McHale, Sheona; Astin, Felicity; Neubeck, Lis; Dawkes, Susan; Hanson, Coral

Authors

Felicity Astin

Susan Dawkes



Abstract

Background:
Exercise-based cardiac rehabilitation is recognised internationally as an effective therapy to improve quality of life and reduce risk of hospital readmission for individuals diagnosed with Acute Coronary Syndrome. Despite this, half of eligible individuals choose not to engage and the main reason is lack of interest. Furthermore, prior to attending, forty percent of eligible individuals report meeting physical activity guidelines. It is unclear whether this influences decisions about engagement.
Aims:
The aim of this review is to systematically examine qualitative evidence describing patient’s perceptions and experiences, and synthesise what is known about how a previous experience of physical activity in adults diagnosed with Acute Coronary Syndrome influences engagement with physical activity during cardiac rehabilitation.
Methods:
A systematic review and thematic synthesis of primary qualitative studies to examine peer-reviewed literature published between 1990 and 2017, accessed from database searches of MEDLINE, CINHAL, PsycINFO and Embase.
Results
The initial search produced 486 studies, and of these, twelve relevant studies were included in this review. Studies included 388 participants from six countries. For previously active individuals, communication factors, self-perceptions of an exercise identity and experience of cardiac rehabilitation influence engagement in physical activity during cardiac rehabilitation.
Conclusion
In adults diagnosed with acute coronary syndrome, communication post-event and during cardiac rehabilitation is a source for self-appraisal and creates expectations of cardiac rehabilitation. Additionally, perceptions of an exercise identify and experience of exercise-based cardiac rehabilitation influence decisions about engagement.
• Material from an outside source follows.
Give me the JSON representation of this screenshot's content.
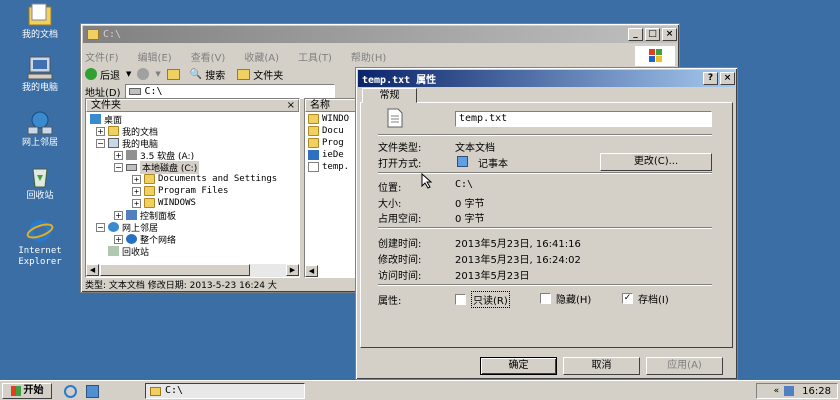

To improve uptake and adherence, health professionals should consider previous physical activity levels and tailor information to optimise physical activity post-event.

Journal Article Type Article
Acceptance Date Sep 25, 2019
Online Publication Date Oct 15, 2019
Publication Date 2020-01
Deposit Date Sep 26, 2019
Publicly Available Date Sep 26, 2019
Journal European Journal Of Cardiovascular Nursing
Print ISSN 1474-5151
Publisher SAGE Publications
Peer Reviewed Peer Reviewed
Volume 19
Issue 1
Pages 31-43
DOI https://doi.org/10.1177/1474515119882549
Keywords Cardiac rehabilitation, acute coronary syndrome, physical activity, previous experience, engagement, self-perceptions
Public URL http://researchrepository.napier.ac.uk/Output/2173451